What to do:
Search the records for the string "this" and copy every line in which it appears.

Listed entries:
=== Begin Enclosure ===

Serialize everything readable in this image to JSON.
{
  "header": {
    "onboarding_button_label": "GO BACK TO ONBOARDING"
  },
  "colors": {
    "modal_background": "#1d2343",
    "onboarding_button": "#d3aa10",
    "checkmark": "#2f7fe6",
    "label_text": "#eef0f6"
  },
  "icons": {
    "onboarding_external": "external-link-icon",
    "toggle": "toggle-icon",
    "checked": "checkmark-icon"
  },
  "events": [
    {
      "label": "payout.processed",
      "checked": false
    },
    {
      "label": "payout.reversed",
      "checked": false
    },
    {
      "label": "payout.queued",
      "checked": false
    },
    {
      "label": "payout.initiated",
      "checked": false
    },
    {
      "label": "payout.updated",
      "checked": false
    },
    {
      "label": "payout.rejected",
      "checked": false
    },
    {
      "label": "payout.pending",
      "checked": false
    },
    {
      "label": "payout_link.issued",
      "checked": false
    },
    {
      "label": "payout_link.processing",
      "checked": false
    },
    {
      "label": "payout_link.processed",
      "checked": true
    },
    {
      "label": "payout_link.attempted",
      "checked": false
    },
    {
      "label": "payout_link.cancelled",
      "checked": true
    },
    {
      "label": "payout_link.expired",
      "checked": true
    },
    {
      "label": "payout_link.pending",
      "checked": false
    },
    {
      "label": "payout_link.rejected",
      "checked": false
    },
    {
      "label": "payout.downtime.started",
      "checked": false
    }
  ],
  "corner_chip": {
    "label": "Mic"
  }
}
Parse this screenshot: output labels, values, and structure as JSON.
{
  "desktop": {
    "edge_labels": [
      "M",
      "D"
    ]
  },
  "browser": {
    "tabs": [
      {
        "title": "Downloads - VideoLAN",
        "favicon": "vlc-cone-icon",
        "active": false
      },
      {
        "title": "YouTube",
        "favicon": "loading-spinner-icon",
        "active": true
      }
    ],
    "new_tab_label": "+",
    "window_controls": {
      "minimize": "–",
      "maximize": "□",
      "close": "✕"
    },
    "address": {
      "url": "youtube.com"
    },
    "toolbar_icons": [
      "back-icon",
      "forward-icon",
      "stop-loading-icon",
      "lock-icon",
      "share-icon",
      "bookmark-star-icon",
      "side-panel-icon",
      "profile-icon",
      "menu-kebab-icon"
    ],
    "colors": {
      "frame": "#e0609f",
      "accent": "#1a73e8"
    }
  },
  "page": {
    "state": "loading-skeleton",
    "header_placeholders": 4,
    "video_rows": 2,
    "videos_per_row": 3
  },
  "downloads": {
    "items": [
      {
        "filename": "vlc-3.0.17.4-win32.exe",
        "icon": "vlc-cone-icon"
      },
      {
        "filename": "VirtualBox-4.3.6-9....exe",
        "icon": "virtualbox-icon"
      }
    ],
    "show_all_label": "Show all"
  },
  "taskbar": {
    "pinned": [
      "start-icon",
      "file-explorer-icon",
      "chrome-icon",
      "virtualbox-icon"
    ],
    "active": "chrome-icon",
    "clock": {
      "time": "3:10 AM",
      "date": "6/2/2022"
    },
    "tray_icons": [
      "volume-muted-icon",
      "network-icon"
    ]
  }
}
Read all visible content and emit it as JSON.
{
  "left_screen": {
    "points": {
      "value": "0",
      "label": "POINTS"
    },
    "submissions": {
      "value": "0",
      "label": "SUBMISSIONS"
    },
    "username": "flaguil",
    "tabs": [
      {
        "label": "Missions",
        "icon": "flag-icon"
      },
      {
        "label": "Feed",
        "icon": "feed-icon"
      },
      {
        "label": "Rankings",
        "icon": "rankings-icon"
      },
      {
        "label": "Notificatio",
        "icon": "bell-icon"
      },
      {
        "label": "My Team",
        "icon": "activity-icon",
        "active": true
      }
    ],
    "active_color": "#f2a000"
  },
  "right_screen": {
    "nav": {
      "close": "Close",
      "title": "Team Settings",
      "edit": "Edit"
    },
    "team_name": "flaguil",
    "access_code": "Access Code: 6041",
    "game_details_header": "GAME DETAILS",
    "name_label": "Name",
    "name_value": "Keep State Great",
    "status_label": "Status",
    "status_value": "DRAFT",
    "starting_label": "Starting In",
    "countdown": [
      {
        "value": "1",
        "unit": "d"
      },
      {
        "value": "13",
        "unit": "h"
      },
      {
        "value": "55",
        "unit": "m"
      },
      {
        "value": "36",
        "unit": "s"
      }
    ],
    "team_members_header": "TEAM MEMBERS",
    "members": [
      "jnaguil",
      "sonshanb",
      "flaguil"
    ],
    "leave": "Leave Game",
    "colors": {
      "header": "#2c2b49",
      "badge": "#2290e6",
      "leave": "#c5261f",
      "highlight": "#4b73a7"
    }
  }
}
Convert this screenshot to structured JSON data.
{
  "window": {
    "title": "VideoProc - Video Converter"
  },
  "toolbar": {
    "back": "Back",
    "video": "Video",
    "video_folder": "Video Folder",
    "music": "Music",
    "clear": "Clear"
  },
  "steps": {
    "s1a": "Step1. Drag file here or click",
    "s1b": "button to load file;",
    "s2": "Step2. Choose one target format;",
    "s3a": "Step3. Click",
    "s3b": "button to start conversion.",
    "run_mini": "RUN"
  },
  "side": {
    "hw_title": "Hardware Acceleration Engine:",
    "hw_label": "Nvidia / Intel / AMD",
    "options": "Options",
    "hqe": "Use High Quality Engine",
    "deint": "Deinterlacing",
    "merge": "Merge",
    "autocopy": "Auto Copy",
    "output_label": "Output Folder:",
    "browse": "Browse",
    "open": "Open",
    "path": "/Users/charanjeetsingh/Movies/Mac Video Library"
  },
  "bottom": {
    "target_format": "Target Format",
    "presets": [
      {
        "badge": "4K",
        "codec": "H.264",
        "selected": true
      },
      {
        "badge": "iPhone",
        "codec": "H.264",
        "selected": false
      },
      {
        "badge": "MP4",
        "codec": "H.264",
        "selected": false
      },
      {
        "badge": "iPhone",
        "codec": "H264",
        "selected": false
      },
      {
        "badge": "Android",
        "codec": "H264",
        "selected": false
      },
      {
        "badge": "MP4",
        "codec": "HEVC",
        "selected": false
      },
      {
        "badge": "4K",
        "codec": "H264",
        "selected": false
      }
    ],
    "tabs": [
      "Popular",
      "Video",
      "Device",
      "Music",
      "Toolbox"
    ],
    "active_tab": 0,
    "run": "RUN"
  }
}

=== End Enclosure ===

Solution:
Serialize everything readable in this image to JSON.
Parse this screenshot: output labels, values, and structure as JSON.
Convert this screenshot to structured JSON data.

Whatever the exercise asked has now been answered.